|ZFIN ID: ZDB-PUB-100223-5|
Dok-7 promotes slow muscle integrity as well as neuromuscular junction formation in a zebrafish model of congenital myasthenic syndromes
Müller, J.S., Jepson, C.D., Laval, S.H., Bushby, K., Straub, V., and Lochmüller, H.
|Source:||Human molecular genetics 19(9): 1726-1740 (Journal)|
|PubMed:||20147321 Full text @ Hum. Mol. Genet.|
Müller, J.S., Jepson, C.D., Laval, S.H., Bushby, K., Straub, V., and Lochmüller, H. (2010) Dok-7 promotes slow muscle integrity as well as neuromuscular junction formation in a zebrafish model of congenital myasthenic syndromes. Human molecular genetics. 19(9):1726-1740.

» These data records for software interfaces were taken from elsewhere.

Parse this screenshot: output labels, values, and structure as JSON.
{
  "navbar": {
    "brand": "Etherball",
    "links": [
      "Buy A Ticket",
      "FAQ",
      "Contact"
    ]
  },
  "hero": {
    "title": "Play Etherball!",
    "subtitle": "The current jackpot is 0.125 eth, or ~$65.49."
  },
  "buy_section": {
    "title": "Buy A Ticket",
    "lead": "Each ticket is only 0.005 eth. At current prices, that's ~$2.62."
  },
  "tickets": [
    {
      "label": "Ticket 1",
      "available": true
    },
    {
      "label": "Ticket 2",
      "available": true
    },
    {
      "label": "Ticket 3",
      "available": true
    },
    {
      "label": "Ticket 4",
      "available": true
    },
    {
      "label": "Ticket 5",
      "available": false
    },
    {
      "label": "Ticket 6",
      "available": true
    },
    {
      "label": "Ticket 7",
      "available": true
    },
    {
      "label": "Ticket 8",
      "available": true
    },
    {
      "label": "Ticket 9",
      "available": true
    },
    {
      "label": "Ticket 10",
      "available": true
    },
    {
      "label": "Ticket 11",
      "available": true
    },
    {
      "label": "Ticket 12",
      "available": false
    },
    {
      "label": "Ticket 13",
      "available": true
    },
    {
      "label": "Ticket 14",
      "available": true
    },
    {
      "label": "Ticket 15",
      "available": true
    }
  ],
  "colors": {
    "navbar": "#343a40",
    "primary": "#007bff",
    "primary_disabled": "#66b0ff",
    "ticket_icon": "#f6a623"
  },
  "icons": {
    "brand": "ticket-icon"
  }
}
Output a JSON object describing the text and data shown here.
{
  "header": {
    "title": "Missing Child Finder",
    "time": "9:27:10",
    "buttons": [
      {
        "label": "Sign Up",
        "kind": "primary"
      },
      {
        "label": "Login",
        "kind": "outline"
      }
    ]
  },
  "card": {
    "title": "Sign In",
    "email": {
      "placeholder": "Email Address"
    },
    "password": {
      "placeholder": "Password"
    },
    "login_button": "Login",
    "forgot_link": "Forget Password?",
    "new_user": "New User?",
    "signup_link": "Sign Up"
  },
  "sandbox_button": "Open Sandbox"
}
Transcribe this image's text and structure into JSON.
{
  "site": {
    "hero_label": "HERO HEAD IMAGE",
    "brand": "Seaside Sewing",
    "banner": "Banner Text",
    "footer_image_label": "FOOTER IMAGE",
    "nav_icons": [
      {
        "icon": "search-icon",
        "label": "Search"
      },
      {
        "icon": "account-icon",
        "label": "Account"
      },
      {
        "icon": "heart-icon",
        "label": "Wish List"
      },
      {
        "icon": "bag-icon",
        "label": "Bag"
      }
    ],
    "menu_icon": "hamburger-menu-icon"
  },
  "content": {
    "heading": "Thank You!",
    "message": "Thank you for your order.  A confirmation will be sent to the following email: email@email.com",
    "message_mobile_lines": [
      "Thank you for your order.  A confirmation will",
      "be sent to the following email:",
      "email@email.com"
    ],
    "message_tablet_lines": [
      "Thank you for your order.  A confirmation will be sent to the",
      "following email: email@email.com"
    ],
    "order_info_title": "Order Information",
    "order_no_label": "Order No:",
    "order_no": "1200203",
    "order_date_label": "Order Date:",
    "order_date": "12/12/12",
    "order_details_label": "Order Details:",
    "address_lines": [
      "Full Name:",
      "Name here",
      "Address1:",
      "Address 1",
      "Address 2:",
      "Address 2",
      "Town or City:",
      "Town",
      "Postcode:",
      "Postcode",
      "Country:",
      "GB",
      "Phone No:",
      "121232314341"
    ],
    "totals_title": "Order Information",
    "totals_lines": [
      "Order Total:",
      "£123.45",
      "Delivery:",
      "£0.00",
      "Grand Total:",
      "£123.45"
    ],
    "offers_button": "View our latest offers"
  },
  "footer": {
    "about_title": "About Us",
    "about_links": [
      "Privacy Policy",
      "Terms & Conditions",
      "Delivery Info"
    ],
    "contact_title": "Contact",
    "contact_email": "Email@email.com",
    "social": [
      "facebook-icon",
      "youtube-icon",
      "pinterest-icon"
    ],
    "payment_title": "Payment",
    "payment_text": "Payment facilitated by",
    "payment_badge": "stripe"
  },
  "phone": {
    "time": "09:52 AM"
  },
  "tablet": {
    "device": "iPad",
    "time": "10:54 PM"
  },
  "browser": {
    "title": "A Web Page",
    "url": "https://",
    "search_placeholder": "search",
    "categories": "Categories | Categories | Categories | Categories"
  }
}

ABSTRACTThe small signalling adaptor protein Dok-7 has recently been reported as an essential protein of the neuromuscular junction (NMJ). Mutations resulting in partial loss of Dok-7 activity cause a distinct limb-girdle subtype of the inherited NMJ disorder congenital myasthenic syndromes (CMSs), whereas complete loss of Dok-7 results in a lethal phenotype in both mice and humans. Here we describe the zebrafish orthologue of Dok-7 and study its in vivo function. Dok-7 deficiency leads to motility defects in zebrafish embryos and larvae. The relative importance of Dok-7 at different stages of NMJ development varies; it is crucial for the earliest step, the formation of acetylcholine receptor (AChR) clusters in the middle of the muscle fibre prior to motor neuron contact. At later stages, presence of Dok-7 is not absolutely essential, as focal and non-focal synapses do form when Dok-7 expression is downregulated. These contacts however are smaller than in the wild-type zebrafish, reminiscent of the neuromuscular endplate pathology seen in patients with DOK7 mutations. Intriguingly, we also observed changes in slow muscle fibre arrangement; previously, Dok-7 has not been linked to functions other than postsynaptic AChR clustering. Our results suggest an additional role of Dok-7 in muscle. This role seems to be independent of the muscle-specific tyrosine kinase MuSK, the known binding partner of Dok-7 at the NMJ. Our findings in the zebrafish model contribute to a better understanding of the signalling pathways at the NMJ and the pathomechanisms of DOK7 CMSs.